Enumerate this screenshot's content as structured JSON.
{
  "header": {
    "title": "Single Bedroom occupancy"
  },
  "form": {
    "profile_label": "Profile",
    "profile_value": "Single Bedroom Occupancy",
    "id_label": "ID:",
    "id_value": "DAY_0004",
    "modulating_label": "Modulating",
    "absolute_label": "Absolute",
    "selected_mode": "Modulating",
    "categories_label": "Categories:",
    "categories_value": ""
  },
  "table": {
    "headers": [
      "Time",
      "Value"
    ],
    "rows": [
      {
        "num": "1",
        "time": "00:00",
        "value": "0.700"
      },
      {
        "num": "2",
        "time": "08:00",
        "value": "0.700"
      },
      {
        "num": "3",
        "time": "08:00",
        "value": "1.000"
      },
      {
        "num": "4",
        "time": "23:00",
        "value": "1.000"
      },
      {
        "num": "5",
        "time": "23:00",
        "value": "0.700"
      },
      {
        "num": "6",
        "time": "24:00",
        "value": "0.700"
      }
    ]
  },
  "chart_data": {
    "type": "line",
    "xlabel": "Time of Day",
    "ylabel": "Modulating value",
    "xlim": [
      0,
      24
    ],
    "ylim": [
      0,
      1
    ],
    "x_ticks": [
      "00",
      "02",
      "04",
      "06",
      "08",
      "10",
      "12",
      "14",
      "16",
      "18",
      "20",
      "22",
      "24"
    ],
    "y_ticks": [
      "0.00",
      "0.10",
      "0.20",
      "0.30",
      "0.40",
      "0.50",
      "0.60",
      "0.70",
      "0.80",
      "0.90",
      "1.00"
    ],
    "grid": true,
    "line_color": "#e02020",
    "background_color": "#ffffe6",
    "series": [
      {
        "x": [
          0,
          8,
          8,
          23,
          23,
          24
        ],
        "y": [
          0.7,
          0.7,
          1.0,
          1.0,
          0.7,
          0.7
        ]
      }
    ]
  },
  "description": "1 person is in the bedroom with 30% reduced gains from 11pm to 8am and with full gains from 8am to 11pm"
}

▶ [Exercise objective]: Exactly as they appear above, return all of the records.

▶ [Answer]:
Enumerate this screenshot's content as structured JSON.
{
  "header": {
    "title": "Single Bedroom occupancy"
  },
  "form": {
    "profile_label": "Profile",
    "profile_value": "Single Bedroom Occupancy",
    "id_label": "ID:",
    "id_value": "DAY_0004",
    "modulating_label": "Modulating",
    "absolute_label": "Absolute",
    "selected_mode": "Modulating",
    "categories_label": "Categories:",
    "categories_value": ""
  },
  "table": {
    "headers": [
      "Time",
      "Value"
    ],
    "rows": [
      {
        "num": "1",
        "time": "00:00",
        "value": "0.700"
      },
      {
        "num": "2",
        "time": "08:00",
        "value": "0.700"
      },
      {
        "num": "3",
        "time": "08:00",
        "value": "1.000"
      },
      {
        "num": "4",
        "time": "23:00",
        "value": "1.000"
      },
      {
        "num": "5",
        "time": "23:00",
        "value": "0.700"
      },
      {
        "num": "6",
        "time": "24:00",
        "value": "0.700"
      }
    ]
  },
  "chart_data": {
    "type": "line",
    "xlabel": "Time of Day",
    "ylabel": "Modulating value",
    "xlim": [
      0,
      24
    ],
    "ylim": [
      0,
      1
    ],
    "x_ticks": [
      "00",
      "02",
      "04",
      "06",
      "08",
      "10",
      "12",
      "14",
      "16",
      "18",
      "20",
      "22",
      "24"
    ],
    "y_ticks": [
      "0.00",
      "0.10",
      "0.20",
      "0.30",
      "0.40",
      "0.50",
      "0.60",
      "0.70",
      "0.80",
      "0.90",
      "1.00"
    ],
    "grid": true,
    "line_color": "#e02020",
    "background_color": "#ffffe6",
    "series": [
      {
        "x": [
          0,
          8,
          8,
          23,
          23,
          24
        ],
        "y": [
          0.7,
          0.7,
          1.0,
          1.0,
          0.7,
          0.7
        ]
      }
    ]
  },
  "description": "1 person is in the bedroom with 30% reduced gains from 11pm to 8am and with full gains from 8am to 11pm"
}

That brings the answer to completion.